From the slightly corny line delivery, the stilted attempts at speaking undecipherable english to the exaggerated body and hand movements, Madhura Raja had all the reason for being a ridiculous caricature but Mammootty sells the antics of the Tamil-tinted Malayali gangster with aplomb.

Mammootty feels so at home playing the slightly off-kilter gangsters and often grounds the silliness with unparalleled charisma. The actor makes even the cringey one-liners and repartees come alive on screen and push the film away from its masala cinema trappings to make it a living character with quirks and a certain cadence. Thanks to the well-balanced pitch of Mammootty’s persona, firebrand dialogues and action sequences make sense even though we never see the character take anything seriously in the film’s runtime.

Darvin from Darvinte Parinamam

Played by Chemban Vinod Jose

Streaming on: Jio Cinema

A film to be titled after its villain’s name itself is a path-breaking idea for a feature film and this Prithviraj Sukumaran-starrer goes the extra mile by rooting its central narrative conceit by charting the villains’ arc of redemption. This film had Chemban Vinod Jose play a ruthless gangster with a peculiar MO, who crosses paths with an ordinary man with adverse consequences.

As suggested by the title, the film maps out his journey from being the unrelenting tyrant to a better person by the end of the film.
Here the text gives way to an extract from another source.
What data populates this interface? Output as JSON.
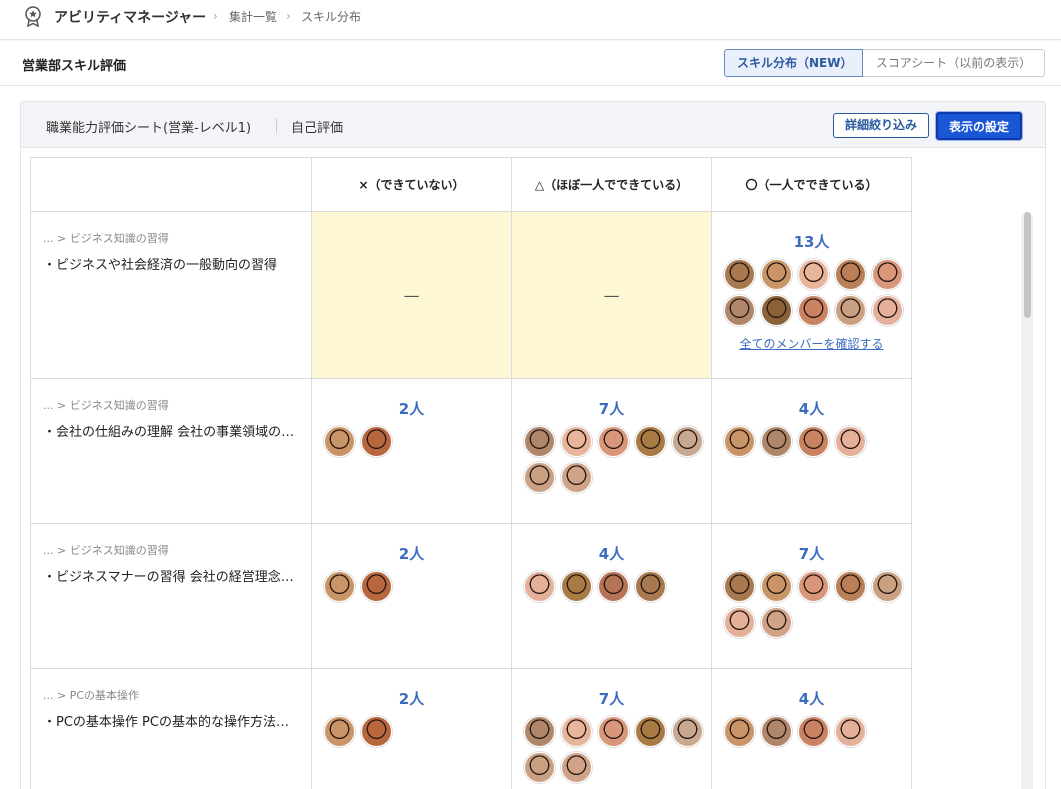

The performance is elevated by Chemban Vinod Jose’s rough exterior and menacing screen presence but the makers keep the levity intact at all times by his interaction with his team of idiotic gang members.

Related Stories

No stories found.